• [Work instruction]
Wherever a picture appears, skip it and retype the rest of the data exactly.
━━━━━━━━━━
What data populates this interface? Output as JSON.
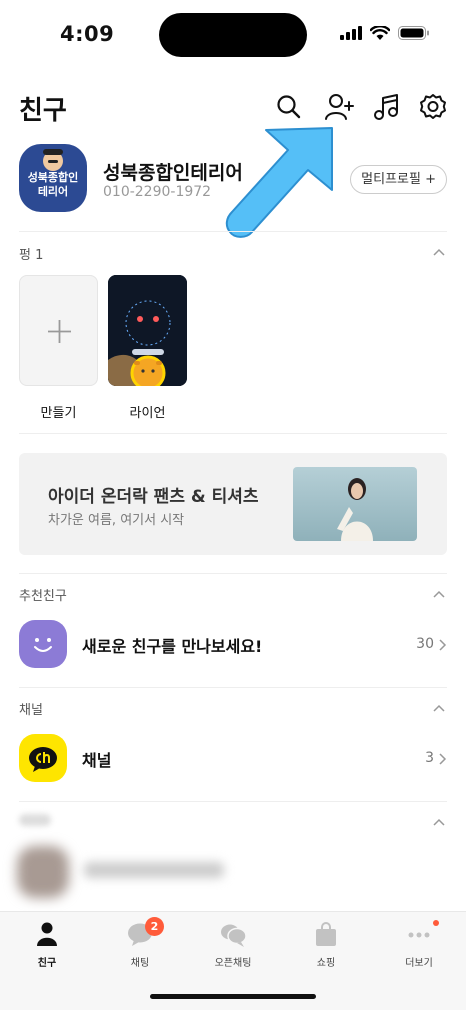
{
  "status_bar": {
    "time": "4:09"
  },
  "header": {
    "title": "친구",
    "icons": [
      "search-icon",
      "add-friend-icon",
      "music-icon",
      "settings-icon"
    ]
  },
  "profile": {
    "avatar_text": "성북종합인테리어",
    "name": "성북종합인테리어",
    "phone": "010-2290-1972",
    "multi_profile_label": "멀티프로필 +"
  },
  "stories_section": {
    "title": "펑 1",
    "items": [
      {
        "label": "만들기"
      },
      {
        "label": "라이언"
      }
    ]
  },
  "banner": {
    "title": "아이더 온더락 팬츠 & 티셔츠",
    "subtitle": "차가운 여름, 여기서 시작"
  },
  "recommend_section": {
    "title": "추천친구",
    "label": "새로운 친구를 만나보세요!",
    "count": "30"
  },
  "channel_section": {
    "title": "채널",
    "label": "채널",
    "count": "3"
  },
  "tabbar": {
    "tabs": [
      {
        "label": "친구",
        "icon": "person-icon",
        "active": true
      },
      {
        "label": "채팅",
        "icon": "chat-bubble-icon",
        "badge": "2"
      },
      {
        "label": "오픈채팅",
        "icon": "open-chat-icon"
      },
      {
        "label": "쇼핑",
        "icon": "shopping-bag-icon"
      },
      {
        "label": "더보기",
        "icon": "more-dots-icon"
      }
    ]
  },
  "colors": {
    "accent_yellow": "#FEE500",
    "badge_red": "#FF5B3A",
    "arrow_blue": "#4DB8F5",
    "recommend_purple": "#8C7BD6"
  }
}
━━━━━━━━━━
• [Your response]
What data populates this interface? Output as JSON.
{
  "status_bar": {
    "time": "4:09"
  },
  "header": {
    "title": "친구",
    "icons": [
      "search-icon",
      "add-friend-icon",
      "music-icon",
      "settings-icon"
    ]
  },
  "profile": {
    "avatar_text": "성북종합인테리어",
    "name": "성북종합인테리어",
    "phone": "010-2290-1972",
    "multi_profile_label": "멀티프로필 +"
  },
  "stories_section": {
    "title": "펑 1",
    "items": [
      {
        "label": "만들기"
      },
      {
        "label": "라이언"
      }
    ]
  },
  "banner": {
    "title": "아이더 온더락 팬츠 & 티셔츠",
    "subtitle": "차가운 여름, 여기서 시작"
  },
  "recommend_section": {
    "title": "추천친구",
    "label": "새로운 친구를 만나보세요!",
    "count": "30"
  },
  "channel_section": {
    "title": "채널",
    "label": "채널",
    "count": "3"
  },
  "tabbar": {
    "tabs": [
      {
        "label": "친구",
        "icon": "person-icon",
        "active": true
      },
      {
        "label": "채팅",
        "icon": "chat-bubble-icon",
        "badge": "2"
      },
      {
        "label": "오픈채팅",
        "icon": "open-chat-icon"
      },
      {
        "label": "쇼핑",
        "icon": "shopping-bag-icon"
      },
      {
        "label": "더보기",
        "icon": "more-dots-icon"
      }
    ]
  },
  "colors": {
    "accent_yellow": "#FEE500",
    "badge_red": "#FF5B3A",
    "arrow_blue": "#4DB8F5",
    "recommend_purple": "#8C7BD6"
  }
}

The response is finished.